Source records:
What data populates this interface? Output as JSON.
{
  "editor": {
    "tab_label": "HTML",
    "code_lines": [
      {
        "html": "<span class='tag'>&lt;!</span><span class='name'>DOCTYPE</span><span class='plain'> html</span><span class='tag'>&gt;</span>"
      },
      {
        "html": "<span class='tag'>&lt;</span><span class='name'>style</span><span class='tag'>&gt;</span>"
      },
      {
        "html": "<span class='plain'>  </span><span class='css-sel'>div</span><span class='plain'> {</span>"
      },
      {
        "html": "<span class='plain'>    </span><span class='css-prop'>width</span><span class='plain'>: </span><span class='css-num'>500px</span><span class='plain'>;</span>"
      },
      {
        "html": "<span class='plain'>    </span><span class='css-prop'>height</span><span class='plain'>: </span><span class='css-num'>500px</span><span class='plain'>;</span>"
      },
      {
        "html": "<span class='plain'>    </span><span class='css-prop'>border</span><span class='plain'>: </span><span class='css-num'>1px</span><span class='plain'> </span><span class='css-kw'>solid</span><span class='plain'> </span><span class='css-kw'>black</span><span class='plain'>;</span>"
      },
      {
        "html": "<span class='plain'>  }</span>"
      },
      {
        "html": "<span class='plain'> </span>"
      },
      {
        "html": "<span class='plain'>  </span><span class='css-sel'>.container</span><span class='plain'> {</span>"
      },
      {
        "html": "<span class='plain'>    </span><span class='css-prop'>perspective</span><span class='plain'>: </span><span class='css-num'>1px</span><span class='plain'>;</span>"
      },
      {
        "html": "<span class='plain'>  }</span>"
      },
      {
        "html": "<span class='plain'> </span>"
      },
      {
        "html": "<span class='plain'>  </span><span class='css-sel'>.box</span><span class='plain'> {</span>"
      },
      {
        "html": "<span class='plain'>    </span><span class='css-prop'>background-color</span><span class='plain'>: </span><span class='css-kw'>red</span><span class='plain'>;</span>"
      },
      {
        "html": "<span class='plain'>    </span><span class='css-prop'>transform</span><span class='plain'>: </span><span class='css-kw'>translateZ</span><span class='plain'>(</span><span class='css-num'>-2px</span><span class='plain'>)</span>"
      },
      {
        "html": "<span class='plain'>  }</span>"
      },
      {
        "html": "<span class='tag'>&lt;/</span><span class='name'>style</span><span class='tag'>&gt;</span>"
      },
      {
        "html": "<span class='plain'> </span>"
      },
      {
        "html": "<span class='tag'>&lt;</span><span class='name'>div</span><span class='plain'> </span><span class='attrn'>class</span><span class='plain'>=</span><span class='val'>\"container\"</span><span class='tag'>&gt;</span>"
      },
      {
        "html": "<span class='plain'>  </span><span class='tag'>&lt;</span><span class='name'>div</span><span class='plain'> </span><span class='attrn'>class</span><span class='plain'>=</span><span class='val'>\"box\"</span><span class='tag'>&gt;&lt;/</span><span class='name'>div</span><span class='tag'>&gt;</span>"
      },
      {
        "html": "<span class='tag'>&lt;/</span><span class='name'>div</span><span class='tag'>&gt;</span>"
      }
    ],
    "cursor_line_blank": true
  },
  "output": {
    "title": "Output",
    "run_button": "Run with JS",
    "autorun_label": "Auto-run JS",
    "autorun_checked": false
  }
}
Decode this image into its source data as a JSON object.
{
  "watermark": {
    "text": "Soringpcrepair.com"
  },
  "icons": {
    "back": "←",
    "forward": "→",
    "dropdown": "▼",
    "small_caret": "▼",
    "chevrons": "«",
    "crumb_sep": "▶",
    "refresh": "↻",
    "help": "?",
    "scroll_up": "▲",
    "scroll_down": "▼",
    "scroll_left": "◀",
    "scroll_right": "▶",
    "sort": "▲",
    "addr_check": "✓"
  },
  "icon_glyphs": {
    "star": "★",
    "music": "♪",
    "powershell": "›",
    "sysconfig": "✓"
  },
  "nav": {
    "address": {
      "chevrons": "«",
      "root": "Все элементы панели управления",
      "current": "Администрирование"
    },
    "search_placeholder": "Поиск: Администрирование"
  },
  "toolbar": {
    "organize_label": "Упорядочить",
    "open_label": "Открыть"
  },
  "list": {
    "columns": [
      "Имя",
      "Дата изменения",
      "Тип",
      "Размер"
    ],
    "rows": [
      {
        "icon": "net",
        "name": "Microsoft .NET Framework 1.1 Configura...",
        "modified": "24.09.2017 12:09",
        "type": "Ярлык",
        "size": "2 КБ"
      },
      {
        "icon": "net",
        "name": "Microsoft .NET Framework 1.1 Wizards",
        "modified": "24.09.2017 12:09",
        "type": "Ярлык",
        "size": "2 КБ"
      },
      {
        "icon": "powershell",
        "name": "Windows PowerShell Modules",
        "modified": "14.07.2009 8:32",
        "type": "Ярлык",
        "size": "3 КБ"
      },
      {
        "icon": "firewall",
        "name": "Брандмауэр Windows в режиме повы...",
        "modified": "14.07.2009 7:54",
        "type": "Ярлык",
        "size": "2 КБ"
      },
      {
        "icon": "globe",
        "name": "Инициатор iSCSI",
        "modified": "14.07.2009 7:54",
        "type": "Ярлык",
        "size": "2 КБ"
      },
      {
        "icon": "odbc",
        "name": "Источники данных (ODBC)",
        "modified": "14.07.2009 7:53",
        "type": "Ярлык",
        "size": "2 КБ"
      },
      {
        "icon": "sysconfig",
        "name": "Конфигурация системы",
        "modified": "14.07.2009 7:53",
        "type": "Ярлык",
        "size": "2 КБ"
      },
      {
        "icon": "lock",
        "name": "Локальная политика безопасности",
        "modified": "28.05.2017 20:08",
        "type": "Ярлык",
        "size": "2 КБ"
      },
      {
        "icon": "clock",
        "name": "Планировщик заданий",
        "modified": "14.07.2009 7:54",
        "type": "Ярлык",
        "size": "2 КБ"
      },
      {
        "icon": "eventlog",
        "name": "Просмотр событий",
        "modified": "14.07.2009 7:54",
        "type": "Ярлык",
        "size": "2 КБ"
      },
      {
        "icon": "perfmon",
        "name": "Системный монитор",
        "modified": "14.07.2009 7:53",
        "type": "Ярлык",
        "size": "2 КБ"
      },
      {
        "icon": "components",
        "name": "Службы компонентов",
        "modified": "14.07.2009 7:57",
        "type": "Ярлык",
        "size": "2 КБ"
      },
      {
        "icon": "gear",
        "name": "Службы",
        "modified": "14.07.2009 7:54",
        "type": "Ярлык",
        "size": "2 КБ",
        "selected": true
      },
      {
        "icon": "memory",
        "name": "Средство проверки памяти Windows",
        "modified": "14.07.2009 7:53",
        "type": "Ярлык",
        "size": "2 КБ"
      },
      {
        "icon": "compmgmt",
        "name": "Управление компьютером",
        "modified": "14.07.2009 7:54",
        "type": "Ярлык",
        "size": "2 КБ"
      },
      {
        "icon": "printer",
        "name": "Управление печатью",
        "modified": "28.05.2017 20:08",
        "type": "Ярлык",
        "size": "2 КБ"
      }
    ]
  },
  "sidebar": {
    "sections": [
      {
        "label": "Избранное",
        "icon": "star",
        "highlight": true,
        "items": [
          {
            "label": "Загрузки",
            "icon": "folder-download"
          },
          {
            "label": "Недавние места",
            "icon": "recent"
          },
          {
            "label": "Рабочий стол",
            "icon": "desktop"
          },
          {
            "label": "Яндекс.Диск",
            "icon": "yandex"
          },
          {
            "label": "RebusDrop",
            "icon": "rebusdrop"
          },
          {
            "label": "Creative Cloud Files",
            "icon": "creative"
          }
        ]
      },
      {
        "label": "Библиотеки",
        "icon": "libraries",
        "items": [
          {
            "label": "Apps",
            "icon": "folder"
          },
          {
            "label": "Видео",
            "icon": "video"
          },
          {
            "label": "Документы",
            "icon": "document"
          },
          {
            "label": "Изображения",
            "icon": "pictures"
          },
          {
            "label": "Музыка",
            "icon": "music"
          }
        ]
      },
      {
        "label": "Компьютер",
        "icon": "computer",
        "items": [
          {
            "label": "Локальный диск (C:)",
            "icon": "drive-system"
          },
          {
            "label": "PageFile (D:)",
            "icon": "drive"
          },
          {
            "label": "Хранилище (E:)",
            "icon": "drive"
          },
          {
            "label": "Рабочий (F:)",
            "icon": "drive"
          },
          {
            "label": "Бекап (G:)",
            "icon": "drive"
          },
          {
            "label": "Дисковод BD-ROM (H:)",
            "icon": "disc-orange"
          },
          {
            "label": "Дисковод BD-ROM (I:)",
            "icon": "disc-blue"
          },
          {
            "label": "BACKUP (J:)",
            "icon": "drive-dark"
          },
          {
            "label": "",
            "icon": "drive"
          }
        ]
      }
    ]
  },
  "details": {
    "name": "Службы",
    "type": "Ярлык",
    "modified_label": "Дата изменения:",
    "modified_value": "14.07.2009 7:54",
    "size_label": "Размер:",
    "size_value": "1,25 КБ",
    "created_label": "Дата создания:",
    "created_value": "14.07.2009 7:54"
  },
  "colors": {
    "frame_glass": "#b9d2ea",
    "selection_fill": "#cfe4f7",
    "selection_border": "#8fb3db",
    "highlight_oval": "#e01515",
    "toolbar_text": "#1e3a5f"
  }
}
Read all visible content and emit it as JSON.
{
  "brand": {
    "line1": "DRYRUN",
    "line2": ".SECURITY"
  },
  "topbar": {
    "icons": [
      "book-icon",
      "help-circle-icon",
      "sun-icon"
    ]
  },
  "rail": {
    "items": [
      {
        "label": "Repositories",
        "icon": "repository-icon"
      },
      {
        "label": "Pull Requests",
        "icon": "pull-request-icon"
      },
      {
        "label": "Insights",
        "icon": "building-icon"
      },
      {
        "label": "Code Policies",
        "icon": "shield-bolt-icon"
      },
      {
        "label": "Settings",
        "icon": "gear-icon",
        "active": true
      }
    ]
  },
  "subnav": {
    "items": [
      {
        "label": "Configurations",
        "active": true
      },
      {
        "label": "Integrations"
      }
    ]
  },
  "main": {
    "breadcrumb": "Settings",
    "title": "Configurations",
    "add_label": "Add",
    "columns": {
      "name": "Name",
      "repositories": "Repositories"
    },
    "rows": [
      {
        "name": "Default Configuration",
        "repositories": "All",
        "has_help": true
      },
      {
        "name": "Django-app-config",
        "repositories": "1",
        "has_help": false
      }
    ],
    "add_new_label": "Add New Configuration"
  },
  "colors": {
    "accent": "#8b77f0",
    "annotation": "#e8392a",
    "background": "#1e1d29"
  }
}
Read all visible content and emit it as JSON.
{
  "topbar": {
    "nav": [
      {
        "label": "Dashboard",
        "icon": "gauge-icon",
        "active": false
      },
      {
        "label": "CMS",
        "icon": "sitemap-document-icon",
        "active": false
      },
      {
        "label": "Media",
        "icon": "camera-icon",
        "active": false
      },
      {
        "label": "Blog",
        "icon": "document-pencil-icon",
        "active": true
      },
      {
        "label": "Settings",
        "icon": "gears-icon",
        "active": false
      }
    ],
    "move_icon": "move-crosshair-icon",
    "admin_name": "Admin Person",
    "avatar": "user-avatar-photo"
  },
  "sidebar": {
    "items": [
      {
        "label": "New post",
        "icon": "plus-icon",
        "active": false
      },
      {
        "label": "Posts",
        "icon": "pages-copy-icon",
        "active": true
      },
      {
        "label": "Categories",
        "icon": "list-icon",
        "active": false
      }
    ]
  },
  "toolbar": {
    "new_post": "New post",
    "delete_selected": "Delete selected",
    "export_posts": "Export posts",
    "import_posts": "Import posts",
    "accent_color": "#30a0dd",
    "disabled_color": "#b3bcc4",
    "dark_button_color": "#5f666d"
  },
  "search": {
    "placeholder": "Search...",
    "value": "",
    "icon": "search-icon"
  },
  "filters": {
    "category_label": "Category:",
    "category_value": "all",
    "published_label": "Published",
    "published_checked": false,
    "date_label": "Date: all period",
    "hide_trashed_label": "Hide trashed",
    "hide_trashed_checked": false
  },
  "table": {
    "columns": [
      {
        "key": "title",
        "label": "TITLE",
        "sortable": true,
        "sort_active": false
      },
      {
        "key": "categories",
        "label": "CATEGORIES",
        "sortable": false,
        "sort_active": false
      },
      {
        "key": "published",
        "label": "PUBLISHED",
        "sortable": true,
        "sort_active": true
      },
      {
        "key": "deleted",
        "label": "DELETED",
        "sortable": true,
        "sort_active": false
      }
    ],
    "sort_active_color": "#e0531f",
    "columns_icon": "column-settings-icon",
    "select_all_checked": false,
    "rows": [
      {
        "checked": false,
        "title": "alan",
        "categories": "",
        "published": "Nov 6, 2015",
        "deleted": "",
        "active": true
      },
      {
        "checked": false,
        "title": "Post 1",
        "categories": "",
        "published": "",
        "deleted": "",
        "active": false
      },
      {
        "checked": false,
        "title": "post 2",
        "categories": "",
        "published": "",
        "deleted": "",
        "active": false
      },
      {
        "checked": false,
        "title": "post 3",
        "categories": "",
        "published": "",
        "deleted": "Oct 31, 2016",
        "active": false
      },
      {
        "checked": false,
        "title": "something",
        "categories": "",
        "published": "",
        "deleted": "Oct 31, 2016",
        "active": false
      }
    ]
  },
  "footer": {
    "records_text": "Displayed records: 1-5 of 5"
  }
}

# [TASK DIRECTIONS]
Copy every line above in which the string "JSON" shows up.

# [RESULT OF THE EXERCISE]
What data populates this interface? Output as JSON.
Decode this image into its source data as a JSON object.
Read all visible content and emit it as JSON.
Read all visible content and emit it as JSON.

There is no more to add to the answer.